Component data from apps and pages
..........
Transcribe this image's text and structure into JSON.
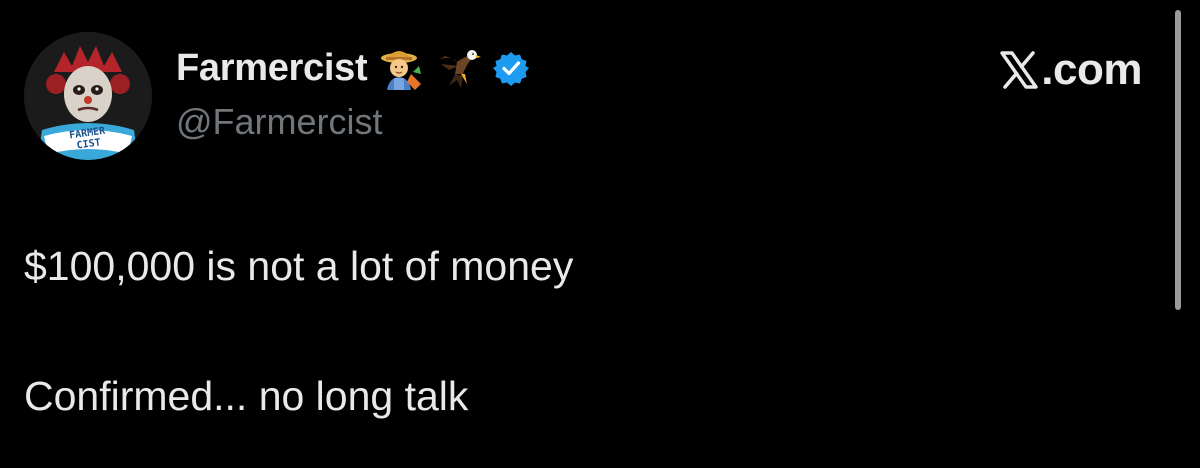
{
  "author": {
    "display_name": "Farmercist",
    "handle": "@Farmercist",
    "avatar_text_line1": "FARMER",
    "avatar_text_line2": "CIST",
    "name_emojis": [
      "farmer-emoji",
      "eagle-emoji"
    ],
    "verified": true,
    "verified_color": "#1d9bf0"
  },
  "brand": {
    "label": ".com",
    "icon": "x-logo-icon"
  },
  "tweet": {
    "line1": "$100,000 is not a lot of money",
    "line2": "Confirmed... no long talk"
  },
  "colors": {
    "background": "#000000",
    "primary_text": "#e7e9ea",
    "secondary_text": "#71767b",
    "accent": "#1d9bf0"
  }
}
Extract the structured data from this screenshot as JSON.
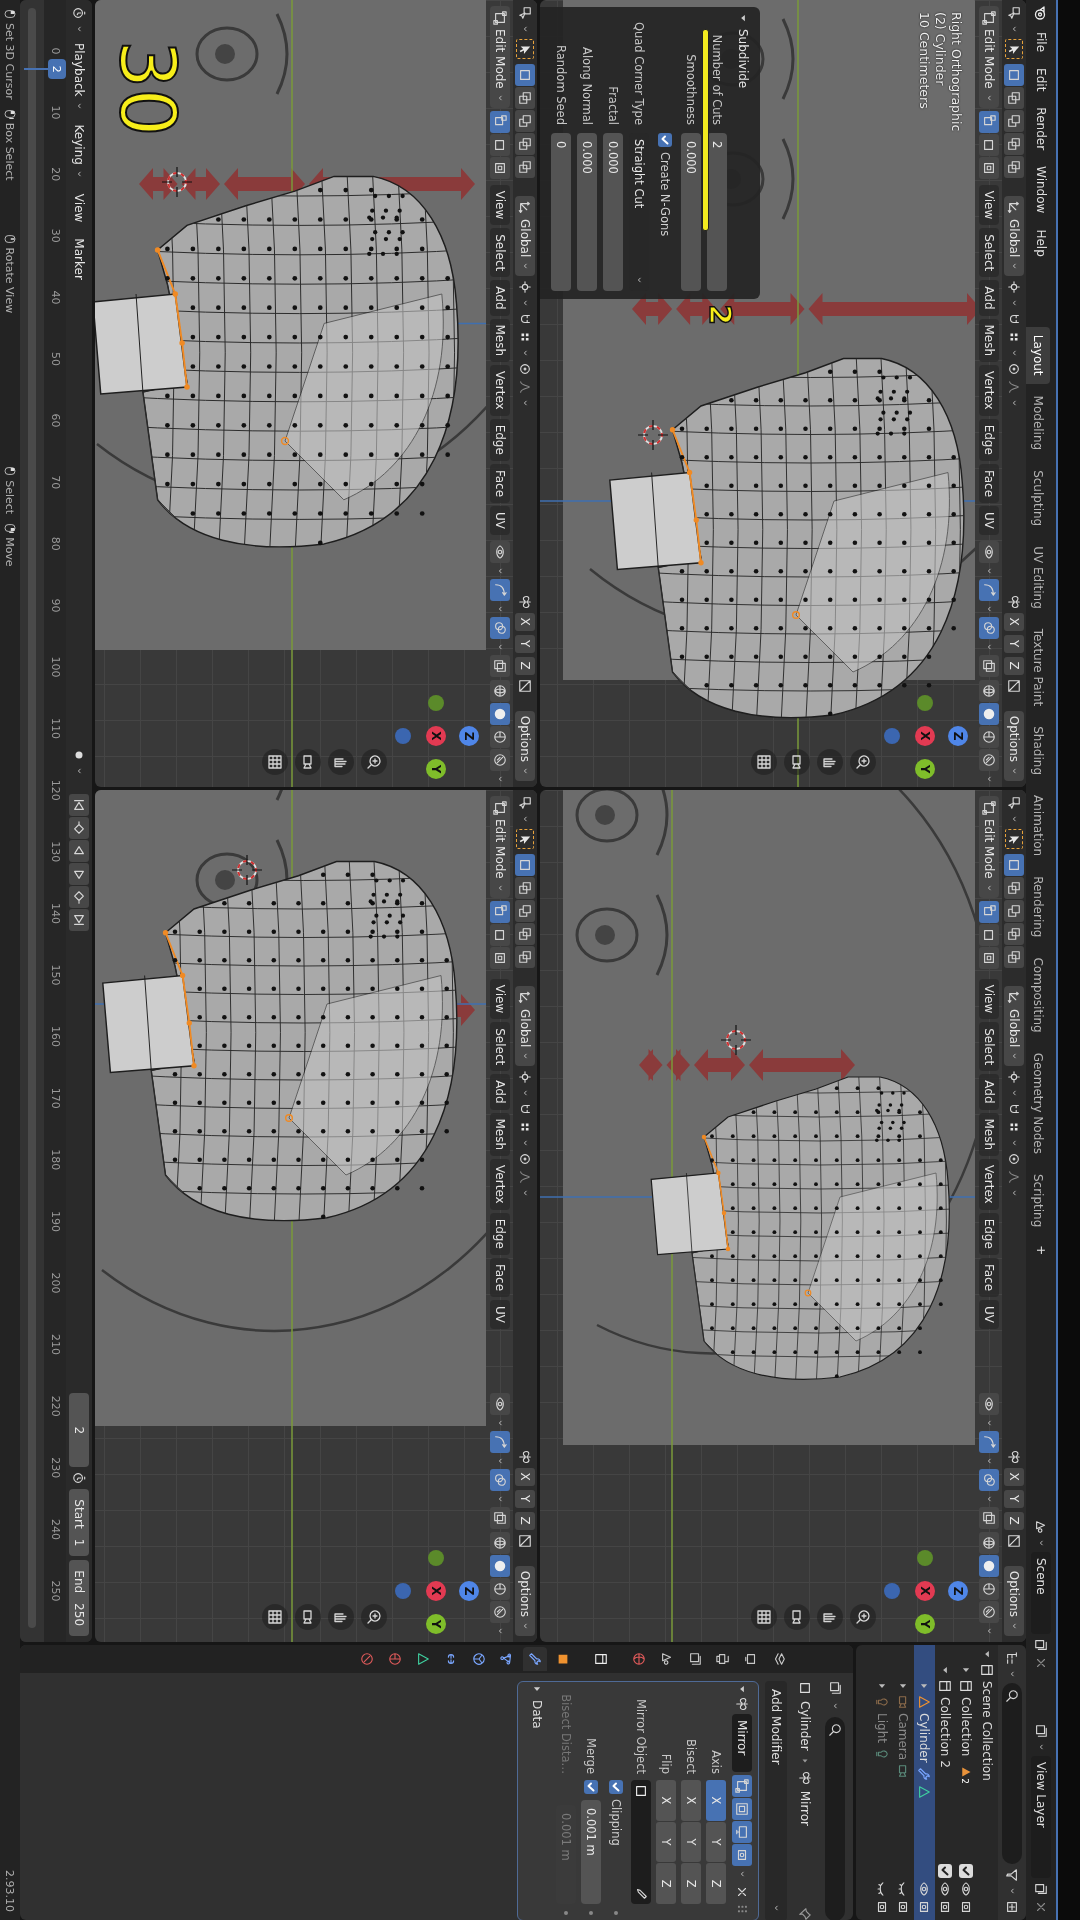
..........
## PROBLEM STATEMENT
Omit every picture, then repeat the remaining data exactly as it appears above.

## SOLUTION TO THIS EXERCISE
Transcribe this image's text and structure into JSON.
{
  "author": {
    "display_name": "Farmercist",
    "handle": "@Farmercist",
    "avatar_text_line1": "FARMER",
    "avatar_text_line2": "CIST",
    "name_emojis": [
      "farmer-emoji",
      "eagle-emoji"
    ],
    "verified": true,
    "verified_color": "#1d9bf0"
  },
  "brand": {
    "label": ".com",
    "icon": "x-logo-icon"
  },
  "tweet": {
    "line1": "$100,000 is not a lot of money",
    "line2": "Confirmed... no long talk"
  },
  "colors": {
    "background": "#000000",
    "primary_text": "#e7e9ea",
    "secondary_text": "#71767b",
    "accent": "#1d9bf0"
  }
}
Extract the structured data from this screenshot as JSON.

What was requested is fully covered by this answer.